(Beginning of Listed entries)

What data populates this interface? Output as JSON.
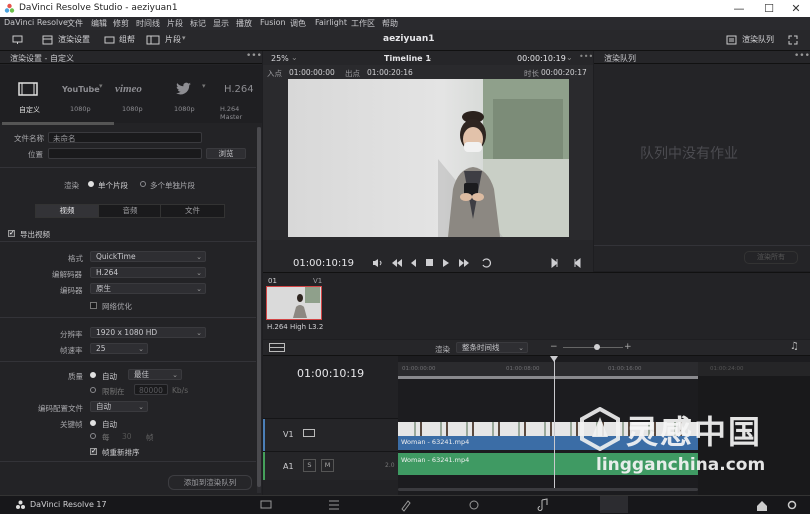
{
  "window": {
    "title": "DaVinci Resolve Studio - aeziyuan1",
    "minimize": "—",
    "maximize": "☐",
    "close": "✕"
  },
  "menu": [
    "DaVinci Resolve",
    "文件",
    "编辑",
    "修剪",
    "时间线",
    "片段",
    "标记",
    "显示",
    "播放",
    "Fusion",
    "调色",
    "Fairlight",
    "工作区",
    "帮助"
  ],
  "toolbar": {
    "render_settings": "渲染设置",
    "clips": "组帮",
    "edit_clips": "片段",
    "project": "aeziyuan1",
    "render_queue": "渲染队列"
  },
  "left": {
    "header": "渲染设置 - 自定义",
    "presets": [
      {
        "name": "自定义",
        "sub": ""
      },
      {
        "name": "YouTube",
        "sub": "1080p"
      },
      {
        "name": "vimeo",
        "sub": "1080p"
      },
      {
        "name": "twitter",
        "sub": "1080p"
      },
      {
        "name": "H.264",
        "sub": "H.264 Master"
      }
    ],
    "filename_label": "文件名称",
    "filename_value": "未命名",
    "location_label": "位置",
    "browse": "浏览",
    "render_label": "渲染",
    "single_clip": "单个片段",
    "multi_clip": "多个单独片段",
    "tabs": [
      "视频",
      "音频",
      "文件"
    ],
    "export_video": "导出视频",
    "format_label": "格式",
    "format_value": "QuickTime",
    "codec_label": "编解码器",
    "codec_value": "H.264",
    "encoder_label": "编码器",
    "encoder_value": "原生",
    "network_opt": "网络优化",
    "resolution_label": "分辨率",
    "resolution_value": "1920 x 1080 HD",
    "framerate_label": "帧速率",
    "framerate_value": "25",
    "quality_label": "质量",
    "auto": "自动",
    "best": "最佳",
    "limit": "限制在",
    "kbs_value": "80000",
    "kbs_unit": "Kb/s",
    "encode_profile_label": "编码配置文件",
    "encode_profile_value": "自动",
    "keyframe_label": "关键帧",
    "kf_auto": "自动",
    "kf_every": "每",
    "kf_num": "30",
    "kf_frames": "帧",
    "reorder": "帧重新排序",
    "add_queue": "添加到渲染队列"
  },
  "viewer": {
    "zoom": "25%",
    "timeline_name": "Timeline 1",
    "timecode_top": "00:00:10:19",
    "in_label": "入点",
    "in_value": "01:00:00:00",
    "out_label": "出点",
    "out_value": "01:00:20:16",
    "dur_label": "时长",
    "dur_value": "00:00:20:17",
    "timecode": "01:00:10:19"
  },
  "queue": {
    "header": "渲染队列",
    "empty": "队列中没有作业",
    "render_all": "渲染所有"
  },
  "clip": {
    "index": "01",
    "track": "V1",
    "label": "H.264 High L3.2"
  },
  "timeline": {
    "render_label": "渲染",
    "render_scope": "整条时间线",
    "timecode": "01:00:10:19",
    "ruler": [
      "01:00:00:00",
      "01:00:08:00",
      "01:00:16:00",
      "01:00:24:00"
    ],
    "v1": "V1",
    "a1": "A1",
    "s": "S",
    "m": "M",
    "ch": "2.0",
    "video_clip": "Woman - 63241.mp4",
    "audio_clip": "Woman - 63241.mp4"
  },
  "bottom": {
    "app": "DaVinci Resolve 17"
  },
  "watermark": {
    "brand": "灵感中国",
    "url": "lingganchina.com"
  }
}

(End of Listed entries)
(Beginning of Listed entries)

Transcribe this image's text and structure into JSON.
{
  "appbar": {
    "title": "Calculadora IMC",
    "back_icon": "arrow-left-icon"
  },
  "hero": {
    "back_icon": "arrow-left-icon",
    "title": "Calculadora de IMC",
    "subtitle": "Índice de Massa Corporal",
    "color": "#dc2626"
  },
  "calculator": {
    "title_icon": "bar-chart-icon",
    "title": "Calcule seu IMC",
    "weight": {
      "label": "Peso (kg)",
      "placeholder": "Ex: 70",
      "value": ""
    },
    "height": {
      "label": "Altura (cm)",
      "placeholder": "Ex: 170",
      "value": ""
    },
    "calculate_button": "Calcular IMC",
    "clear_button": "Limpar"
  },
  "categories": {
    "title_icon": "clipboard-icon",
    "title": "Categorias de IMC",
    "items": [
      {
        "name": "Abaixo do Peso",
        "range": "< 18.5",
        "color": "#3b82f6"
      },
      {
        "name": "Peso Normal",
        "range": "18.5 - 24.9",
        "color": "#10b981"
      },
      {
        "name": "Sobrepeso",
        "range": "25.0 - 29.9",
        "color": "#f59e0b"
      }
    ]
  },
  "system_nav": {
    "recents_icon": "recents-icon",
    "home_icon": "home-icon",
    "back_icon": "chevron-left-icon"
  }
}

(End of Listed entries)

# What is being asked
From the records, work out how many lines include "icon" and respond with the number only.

# Task answer
7